If you’re not ready for that kind of committed reflection (who would blame you?) why not try keeping a diary? It’s a pretty unique time and not only is a diary a creative and emotional outlet, it also becomes a fascinating resource that you can look back on and pull from in the future.
My best tip for effective reflection? A hot bubble bath and your favourite audio book. It’s where I do my best thinking, and it works wonders on the psyche!
Green is good
Green – the colour of growth, life and harmony – is also proven to promote creativity, clarity and open-mindedness when we’re exposed to it.
A few years ago, German researchers did an experiment and found that when people glanced at the colour green for two seconds before doing a creative task, it boosted their creative output compared to briefly looking at other colours. Tenuous? Perhaps. But you can’t deny how good you feel after walking through the park or lying in the garden.
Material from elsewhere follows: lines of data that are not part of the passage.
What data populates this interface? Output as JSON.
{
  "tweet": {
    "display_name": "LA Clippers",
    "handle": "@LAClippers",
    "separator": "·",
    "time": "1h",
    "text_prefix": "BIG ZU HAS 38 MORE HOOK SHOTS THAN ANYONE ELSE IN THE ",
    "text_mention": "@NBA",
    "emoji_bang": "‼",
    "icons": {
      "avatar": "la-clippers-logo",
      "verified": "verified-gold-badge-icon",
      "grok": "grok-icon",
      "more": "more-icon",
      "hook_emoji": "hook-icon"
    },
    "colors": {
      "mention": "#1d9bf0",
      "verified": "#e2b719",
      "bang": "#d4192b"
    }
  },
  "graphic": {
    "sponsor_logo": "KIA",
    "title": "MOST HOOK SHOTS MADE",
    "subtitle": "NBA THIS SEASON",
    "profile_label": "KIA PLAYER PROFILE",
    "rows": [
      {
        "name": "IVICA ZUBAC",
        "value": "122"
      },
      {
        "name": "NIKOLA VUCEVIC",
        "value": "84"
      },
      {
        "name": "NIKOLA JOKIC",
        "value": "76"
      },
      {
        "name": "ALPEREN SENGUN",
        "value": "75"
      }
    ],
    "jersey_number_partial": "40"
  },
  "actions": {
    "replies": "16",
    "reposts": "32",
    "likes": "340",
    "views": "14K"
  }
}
Then there’s green foods like broccoli, kale, courgette and avocados – they contain brain-boosting nutrients that improve cognition and prevent memory loss. Boil your broccoli and yes, it’s rank, but get it roasted up with some sesame oil and hazelnuts and poured over a full pack of tagliatelle and you’ve got yourself a virtuous and delicious carb-feast. Try this great pasta recipe from Olive Magazine.
And if you’re not blessed with green-space on your doorstep, bring nature indoors with a little help from a local florist. A lot of independent suppliers are offering home deliveries of flowers and plants to inject light, life and oxygen into your living room.
If you’re based in Greater Manchester, Flourish Manchester is a wonderful option. They have a live online shop and are (safely) hand-delivering beautiful botanicals to homes across the region.
If you need a few more light-hearted tips for living your best quarantine life, check out this website by Designer and Coder Rifke Sadleir– Excellent Ideas Only.
Populated largely by user submissions, the platform offers plenty of quirky yet achievable activities to take your mind off things such as ‘Construct a hamster wheel’, ‘Make a toilet paper den’ or ‘Make Boazi’ (delicious looking Chinese dumplings – yes, we Googled it).
So, whether you want to stay active and connected, reclusive and contemplative, or a bit of both – just spend some time every day doing what you want to do. Creativity is about exploring the joy of individual expression. You get to decide what that means, and you’re in control, even though it might not feel like it right now.
Take care out there people. Sending love and virtual hugs to you all.